Your objective: Top to bottom, every record is to be copied word for word.

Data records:
*** Begin section ***
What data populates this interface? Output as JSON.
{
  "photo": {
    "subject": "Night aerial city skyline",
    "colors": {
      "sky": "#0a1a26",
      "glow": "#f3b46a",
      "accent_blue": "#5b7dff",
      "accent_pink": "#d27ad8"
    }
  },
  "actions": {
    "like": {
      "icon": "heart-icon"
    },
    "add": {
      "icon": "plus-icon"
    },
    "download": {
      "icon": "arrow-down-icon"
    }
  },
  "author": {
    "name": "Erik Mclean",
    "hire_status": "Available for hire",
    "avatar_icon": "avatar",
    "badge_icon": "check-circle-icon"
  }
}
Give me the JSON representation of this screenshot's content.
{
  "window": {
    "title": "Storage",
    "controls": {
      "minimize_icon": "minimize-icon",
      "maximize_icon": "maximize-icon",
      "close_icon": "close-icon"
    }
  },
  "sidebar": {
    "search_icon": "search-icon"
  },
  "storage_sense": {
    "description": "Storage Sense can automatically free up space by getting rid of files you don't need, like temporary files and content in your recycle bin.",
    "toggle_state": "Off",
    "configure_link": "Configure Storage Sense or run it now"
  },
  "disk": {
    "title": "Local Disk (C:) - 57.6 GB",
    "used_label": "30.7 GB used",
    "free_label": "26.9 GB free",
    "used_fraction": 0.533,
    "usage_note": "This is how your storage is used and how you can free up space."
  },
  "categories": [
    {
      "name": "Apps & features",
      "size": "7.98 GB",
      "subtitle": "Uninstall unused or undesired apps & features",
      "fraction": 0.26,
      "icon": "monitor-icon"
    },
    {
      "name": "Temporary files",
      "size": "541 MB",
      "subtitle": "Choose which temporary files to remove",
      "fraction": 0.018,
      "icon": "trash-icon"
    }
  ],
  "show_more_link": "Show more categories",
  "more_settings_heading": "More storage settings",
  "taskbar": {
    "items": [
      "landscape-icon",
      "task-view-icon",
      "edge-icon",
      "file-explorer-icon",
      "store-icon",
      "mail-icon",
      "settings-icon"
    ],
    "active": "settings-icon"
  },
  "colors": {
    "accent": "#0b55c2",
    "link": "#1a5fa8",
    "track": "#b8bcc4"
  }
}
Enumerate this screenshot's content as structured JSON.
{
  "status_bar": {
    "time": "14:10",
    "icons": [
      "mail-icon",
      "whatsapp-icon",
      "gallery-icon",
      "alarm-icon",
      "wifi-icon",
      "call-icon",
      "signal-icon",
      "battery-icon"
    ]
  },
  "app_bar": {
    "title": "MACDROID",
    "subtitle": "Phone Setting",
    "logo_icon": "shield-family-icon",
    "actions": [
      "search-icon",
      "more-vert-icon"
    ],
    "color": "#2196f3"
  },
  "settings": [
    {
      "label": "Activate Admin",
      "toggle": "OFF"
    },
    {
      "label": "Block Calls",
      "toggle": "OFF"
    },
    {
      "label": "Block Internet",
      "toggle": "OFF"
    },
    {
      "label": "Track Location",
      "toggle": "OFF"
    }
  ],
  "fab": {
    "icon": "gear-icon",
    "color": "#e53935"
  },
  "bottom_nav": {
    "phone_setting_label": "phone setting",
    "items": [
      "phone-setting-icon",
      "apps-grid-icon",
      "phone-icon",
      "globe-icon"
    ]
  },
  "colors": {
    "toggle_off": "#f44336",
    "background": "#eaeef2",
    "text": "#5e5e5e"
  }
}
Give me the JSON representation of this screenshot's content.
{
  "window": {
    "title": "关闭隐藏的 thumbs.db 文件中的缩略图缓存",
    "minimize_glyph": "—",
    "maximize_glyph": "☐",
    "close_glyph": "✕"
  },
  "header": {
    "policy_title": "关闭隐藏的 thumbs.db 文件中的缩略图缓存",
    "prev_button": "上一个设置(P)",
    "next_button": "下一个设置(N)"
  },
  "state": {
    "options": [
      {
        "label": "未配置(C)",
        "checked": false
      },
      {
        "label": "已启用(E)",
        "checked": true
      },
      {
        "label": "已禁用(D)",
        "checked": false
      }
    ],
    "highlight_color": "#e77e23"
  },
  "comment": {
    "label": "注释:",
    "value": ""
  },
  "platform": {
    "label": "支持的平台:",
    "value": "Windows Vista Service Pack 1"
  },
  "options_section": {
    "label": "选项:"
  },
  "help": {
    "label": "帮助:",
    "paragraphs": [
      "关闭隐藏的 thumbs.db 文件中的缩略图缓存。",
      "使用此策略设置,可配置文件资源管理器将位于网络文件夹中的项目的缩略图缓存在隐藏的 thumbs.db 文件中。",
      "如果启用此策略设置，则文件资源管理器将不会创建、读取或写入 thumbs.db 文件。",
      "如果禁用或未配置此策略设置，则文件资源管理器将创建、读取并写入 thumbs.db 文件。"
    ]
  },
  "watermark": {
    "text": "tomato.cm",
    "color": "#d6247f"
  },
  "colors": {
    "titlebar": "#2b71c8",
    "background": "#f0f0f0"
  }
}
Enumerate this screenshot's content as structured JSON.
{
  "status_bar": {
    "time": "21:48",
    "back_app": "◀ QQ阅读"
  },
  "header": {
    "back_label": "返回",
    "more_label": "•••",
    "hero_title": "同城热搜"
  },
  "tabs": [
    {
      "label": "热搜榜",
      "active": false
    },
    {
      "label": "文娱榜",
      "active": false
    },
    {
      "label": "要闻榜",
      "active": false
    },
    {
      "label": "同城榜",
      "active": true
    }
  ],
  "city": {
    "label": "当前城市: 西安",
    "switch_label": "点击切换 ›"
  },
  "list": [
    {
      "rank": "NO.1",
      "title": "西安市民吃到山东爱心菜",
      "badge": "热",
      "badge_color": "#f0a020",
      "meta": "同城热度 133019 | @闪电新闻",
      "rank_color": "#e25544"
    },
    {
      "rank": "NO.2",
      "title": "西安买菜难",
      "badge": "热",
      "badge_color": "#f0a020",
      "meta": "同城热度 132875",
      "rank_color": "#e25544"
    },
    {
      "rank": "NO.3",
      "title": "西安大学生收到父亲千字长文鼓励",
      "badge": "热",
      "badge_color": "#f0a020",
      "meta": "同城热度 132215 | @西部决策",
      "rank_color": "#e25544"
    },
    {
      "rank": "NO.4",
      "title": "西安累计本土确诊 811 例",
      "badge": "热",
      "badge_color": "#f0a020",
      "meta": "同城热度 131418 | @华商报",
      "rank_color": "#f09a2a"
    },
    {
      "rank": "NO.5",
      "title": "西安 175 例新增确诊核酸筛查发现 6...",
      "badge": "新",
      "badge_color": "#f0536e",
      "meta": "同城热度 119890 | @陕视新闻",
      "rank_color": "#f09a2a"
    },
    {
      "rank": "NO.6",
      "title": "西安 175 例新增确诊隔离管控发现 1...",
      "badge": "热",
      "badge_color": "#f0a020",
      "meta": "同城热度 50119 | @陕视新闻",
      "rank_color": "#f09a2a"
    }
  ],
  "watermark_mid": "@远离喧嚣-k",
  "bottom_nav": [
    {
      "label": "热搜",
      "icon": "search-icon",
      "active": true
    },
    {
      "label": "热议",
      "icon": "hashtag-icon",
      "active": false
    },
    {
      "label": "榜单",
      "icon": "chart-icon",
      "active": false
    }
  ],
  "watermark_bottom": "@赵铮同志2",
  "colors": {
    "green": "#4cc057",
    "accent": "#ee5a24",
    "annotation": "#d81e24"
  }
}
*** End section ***
Task answer:
What data populates this interface? Output as JSON.
{
  "photo": {
    "subject": "Night aerial city skyline",
    "colors": {
      "sky": "#0a1a26",
      "glow": "#f3b46a",
      "accent_blue": "#5b7dff",
      "accent_pink": "#d27ad8"
    }
  },
  "actions": {
    "like": {
      "icon": "heart-icon"
    },
    "add": {
      "icon": "plus-icon"
    },
    "download": {
      "icon": "arrow-down-icon"
    }
  },
  "author": {
    "name": "Erik Mclean",
    "hire_status": "Available for hire",
    "avatar_icon": "avatar",
    "badge_icon": "check-circle-icon"
  }
}
Give me the JSON representation of this screenshot's content.
{
  "window": {
    "title": "Storage",
    "controls": {
      "minimize_icon": "minimize-icon",
      "maximize_icon": "maximize-icon",
      "close_icon": "close-icon"
    }
  },
  "sidebar": {
    "search_icon": "search-icon"
  },
  "storage_sense": {
    "description": "Storage Sense can automatically free up space by getting rid of files you don't need, like temporary files and content in your recycle bin.",
    "toggle_state": "Off",
    "configure_link": "Configure Storage Sense or run it now"
  },
  "disk": {
    "title": "Local Disk (C:) - 57.6 GB",
    "used_label": "30.7 GB used",
    "free_label": "26.9 GB free",
    "used_fraction": 0.533,
    "usage_note": "This is how your storage is used and how you can free up space."
  },
  "categories": [
    {
      "name": "Apps & features",
      "size": "7.98 GB",
      "subtitle": "Uninstall unused or undesired apps & features",
      "fraction": 0.26,
      "icon": "monitor-icon"
    },
    {
      "name": "Temporary files",
      "size": "541 MB",
      "subtitle": "Choose which temporary files to remove",
      "fraction": 0.018,
      "icon": "trash-icon"
    }
  ],
  "show_more_link": "Show more categories",
  "more_settings_heading": "More storage settings",
  "taskbar": {
    "items": [
      "landscape-icon",
      "task-view-icon",
      "edge-icon",
      "file-explorer-icon",
      "store-icon",
      "mail-icon",
      "settings-icon"
    ],
    "active": "settings-icon"
  },
  "colors": {
    "accent": "#0b55c2",
    "link": "#1a5fa8",
    "track": "#b8bcc4"
  }
}
Enumerate this screenshot's content as structured JSON.
{
  "status_bar": {
    "time": "14:10",
    "icons": [
      "mail-icon",
      "whatsapp-icon",
      "gallery-icon",
      "alarm-icon",
      "wifi-icon",
      "call-icon",
      "signal-icon",
      "battery-icon"
    ]
  },
  "app_bar": {
    "title": "MACDROID",
    "subtitle": "Phone Setting",
    "logo_icon": "shield-family-icon",
    "actions": [
      "search-icon",
      "more-vert-icon"
    ],
    "color": "#2196f3"
  },
  "settings": [
    {
      "label": "Activate Admin",
      "toggle": "OFF"
    },
    {
      "label": "Block Calls",
      "toggle": "OFF"
    },
    {
      "label": "Block Internet",
      "toggle": "OFF"
    },
    {
      "label": "Track Location",
      "toggle": "OFF"
    }
  ],
  "fab": {
    "icon": "gear-icon",
    "color": "#e53935"
  },
  "bottom_nav": {
    "phone_setting_label": "phone setting",
    "items": [
      "phone-setting-icon",
      "apps-grid-icon",
      "phone-icon",
      "globe-icon"
    ]
  },
  "colors": {
    "toggle_off": "#f44336",
    "background": "#eaeef2",
    "text": "#5e5e5e"
  }
}
Give me the JSON representation of this screenshot's content.
{
  "window": {
    "title": "关闭隐藏的 thumbs.db 文件中的缩略图缓存",
    "minimize_glyph": "—",
    "maximize_glyph": "☐",
    "close_glyph": "✕"
  },
  "header": {
    "policy_title": "关闭隐藏的 thumbs.db 文件中的缩略图缓存",
    "prev_button": "上一个设置(P)",
    "next_button": "下一个设置(N)"
  },
  "state": {
    "options": [
      {
        "label": "未配置(C)",
        "checked": false
      },
      {
        "label": "已启用(E)",
        "checked": true
      },
      {
        "label": "已禁用(D)",
        "checked": false
      }
    ],
    "highlight_color": "#e77e23"
  },
  "comment": {
    "label": "注释:",
    "value": ""
  },
  "platform": {
    "label": "支持的平台:",
    "value": "Windows Vista Service Pack 1"
  },
  "options_section": {
    "label": "选项:"
  },
  "help": {
    "label": "帮助:",
    "paragraphs": [
      "关闭隐藏的 thumbs.db 文件中的缩略图缓存。",
      "使用此策略设置,可配置文件资源管理器将位于网络文件夹中的项目的缩略图缓存在隐藏的 thumbs.db 文件中。",
      "如果启用此策略设置，则文件资源管理器将不会创建、读取或写入 thumbs.db 文件。",
      "如果禁用或未配置此策略设置，则文件资源管理器将创建、读取并写入 thumbs.db 文件。"
    ]
  },
  "watermark": {
    "text": "tomato.cm",
    "color": "#d6247f"
  },
  "colors": {
    "titlebar": "#2b71c8",
    "background": "#f0f0f0"
  }
}
Enumerate this screenshot's content as structured JSON.
{
  "status_bar": {
    "time": "21:48",
    "back_app": "◀ QQ阅读"
  },
  "header": {
    "back_label": "返回",
    "more_label": "•••",
    "hero_title": "同城热搜"
  },
  "tabs": [
    {
      "label": "热搜榜",
      "active": false
    },
    {
      "label": "文娱榜",
      "active": false
    },
    {
      "label": "要闻榜",
      "active": false
    },
    {
      "label": "同城榜",
      "active": true
    }
  ],
  "city": {
    "label": "当前城市: 西安",
    "switch_label": "点击切换 ›"
  },
  "list": [
    {
      "rank": "NO.1",
      "title": "西安市民吃到山东爱心菜",
      "badge": "热",
      "badge_color": "#f0a020",
      "meta": "同城热度 133019 | @闪电新闻",
      "rank_color": "#e25544"
    },
    {
      "rank": "NO.2",
      "title": "西安买菜难",
      "badge": "热",
      "badge_color": "#f0a020",
      "meta": "同城热度 132875",
      "rank_color": "#e25544"
    },
    {
      "rank": "NO.3",
      "title": "西安大学生收到父亲千字长文鼓励",
      "badge": "热",
      "badge_color": "#f0a020",
      "meta": "同城热度 132215 | @西部决策",
      "rank_color": "#e25544"
    },
    {
      "rank": "NO.4",
      "title": "西安累计本土确诊 811 例",
      "badge": "热",
      "badge_color": "#f0a020",
      "meta": "同城热度 131418 | @华商报",
      "rank_color": "#f09a2a"
    },
    {
      "rank": "NO.5",
      "title": "西安 175 例新增确诊核酸筛查发现 6...",
      "badge": "新",
      "badge_color": "#f0536e",
      "meta": "同城热度 119890 | @陕视新闻",
      "rank_color": "#f09a2a"
    },
    {
      "rank": "NO.6",
      "title": "西安 175 例新增确诊隔离管控发现 1...",
      "badge": "热",
      "badge_color": "#f0a020",
      "meta": "同城热度 50119 | @陕视新闻",
      "rank_color": "#f09a2a"
    }
  ],
  "watermark_mid": "@远离喧嚣-k",
  "bottom_nav": [
    {
      "label": "热搜",
      "icon": "search-icon",
      "active": true
    },
    {
      "label": "热议",
      "icon": "hashtag-icon",
      "active": false
    },
    {
      "label": "榜单",
      "icon": "chart-icon",
      "active": false
    }
  ],
  "watermark_bottom": "@赵铮同志2",
  "colors": {
    "green": "#4cc057",
    "accent": "#ee5a24",
    "annotation": "#d81e24"
  }
}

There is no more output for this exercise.